On a side note, while it was apparent that we were in the presence of some seriously talented artists, one wonders how long the attention span of an (and stress on this) average listener would have to be for him to be able to be completely immersed for the duration of a ten-minute, non-vocal song. Some members of the audience were soaking in the music at the very front while others allowed themselves to be distracted by conversation, clearly taking a breather, in the wake of an energetic Raghu Dixit performance. Either way, it was a true pleasure to watch the maestros play off each other and genuinely enjoy their time on stage.
The Kabir Project, an eclectic bunch of musicians that take inspiration from the works of Kabir, was a breath of fresh air. While the crowd watching wasn’t particularly significant in number, those who did stay back to catch this eclectic act who performed after Soulmate were treated to some delightful interpretations of the 15th century poet they take their name and inspiration from. There were some nice harmonies incorporated as well, mixing nicely into the set up they had. Thanks to the rain earlier that day and the subsequent scheduling constraints their set was curtailed into a short, albeit, refreshing one.
The last act of the evening was Indian Ocean on the Blubaloo stage. Despite a reduced set time and a plethora of sound issues including the rain earlier in the day ruining the mixer settings and their sound check, Indian Ocean sounded brilliant on the PA. Their setlist was short, crisp and rather energetic. ‘Bondhu’, from 16/330 Khajoor Road, their last album with late singer, tabla player and percussionist Asheem Chakravarty, a poignant track, drenched with emotion was probably the pick of the night for this writer. Evocative, the track showcased Indian Ocean at their melodic best. ‘Maa Rewa’, ‘Bandhe’ and especially ‘Kandisa’ got the crowd singing along and completely involved with the act, and displayed exactly why Indian Ocean are so revered in the independent music scene in the country. If we had to pick a crib, it would be that the band tends to stick to the staple crowd pleasers at the festivals. All in all, a thoroughly engrossing performance, that highlighted Indian Ocean’s professionalism despite the major glitches with the sound, and one that brought the first day’s action to a rousing close.

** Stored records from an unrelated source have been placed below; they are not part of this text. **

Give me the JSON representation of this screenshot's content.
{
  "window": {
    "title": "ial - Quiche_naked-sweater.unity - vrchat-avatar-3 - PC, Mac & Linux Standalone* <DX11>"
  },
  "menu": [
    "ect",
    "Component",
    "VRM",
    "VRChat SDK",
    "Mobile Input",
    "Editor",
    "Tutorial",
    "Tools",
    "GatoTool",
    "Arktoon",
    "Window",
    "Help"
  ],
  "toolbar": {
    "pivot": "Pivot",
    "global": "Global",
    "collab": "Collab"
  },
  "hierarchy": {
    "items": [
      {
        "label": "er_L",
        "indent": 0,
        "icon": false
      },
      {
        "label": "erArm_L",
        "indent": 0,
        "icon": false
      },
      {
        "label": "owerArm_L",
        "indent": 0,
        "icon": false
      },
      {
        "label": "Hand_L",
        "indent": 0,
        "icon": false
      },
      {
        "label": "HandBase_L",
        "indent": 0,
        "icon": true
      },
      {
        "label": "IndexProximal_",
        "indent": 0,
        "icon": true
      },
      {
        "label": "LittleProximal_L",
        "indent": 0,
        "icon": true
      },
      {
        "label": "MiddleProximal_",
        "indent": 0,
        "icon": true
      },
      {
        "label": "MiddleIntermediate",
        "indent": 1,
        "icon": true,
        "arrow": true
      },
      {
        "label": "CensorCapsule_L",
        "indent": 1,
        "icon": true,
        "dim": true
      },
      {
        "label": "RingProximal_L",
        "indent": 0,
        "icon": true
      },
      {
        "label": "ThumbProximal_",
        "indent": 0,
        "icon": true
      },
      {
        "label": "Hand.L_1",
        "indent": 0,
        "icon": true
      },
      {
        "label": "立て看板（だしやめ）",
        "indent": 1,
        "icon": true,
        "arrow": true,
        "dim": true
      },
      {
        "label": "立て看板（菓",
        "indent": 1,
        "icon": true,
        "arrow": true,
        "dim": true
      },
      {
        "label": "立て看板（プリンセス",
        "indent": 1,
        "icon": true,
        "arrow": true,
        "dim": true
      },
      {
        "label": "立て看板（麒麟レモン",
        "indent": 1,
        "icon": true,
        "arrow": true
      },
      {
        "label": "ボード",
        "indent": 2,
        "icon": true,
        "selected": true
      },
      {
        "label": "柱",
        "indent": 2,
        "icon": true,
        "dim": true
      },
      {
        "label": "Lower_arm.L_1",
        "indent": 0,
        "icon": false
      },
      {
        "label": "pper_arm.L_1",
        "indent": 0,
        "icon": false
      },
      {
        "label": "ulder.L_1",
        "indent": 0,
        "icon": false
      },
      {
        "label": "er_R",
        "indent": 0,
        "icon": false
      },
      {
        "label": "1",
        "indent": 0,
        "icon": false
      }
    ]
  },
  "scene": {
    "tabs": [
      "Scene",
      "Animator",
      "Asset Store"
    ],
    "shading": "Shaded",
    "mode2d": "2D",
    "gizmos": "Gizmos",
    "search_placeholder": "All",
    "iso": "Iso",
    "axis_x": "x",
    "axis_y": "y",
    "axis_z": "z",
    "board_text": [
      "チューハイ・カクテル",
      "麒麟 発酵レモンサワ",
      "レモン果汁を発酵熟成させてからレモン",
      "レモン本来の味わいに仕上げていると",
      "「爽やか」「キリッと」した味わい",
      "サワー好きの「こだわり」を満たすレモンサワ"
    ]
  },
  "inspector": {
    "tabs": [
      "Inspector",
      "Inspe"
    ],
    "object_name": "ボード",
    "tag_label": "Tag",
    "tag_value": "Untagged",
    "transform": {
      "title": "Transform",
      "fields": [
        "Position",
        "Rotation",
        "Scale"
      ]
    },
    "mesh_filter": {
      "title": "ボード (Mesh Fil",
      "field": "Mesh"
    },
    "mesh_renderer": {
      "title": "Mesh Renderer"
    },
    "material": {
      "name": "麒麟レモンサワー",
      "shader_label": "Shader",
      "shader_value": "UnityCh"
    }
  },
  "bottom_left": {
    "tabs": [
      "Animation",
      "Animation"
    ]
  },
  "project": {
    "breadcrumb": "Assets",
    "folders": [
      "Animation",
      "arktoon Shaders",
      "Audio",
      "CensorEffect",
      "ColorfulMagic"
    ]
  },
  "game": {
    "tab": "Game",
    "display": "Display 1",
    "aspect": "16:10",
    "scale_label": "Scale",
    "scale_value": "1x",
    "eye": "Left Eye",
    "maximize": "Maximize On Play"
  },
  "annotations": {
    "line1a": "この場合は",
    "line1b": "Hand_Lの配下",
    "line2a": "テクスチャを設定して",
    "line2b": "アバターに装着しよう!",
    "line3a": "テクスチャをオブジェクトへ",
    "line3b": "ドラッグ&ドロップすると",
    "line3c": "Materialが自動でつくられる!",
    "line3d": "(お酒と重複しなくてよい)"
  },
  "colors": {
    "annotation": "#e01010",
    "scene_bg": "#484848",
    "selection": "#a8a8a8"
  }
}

The chilly Ooty air did nothing to deter large groups of people from lingering at the lawns near the Blubaloo stage as they soaked in the after-effects of a smashing day filled with too many good acts to pick from. After all manner of cat calls and one liners being screamed into the night (from “We want more!” to “Free smokes!”) in vain, the remnants of the audience began their journey home, leaving the warm glow of Fern Hill Palace to stand guard over a venue that had in its first day been branded indelibly into our memory.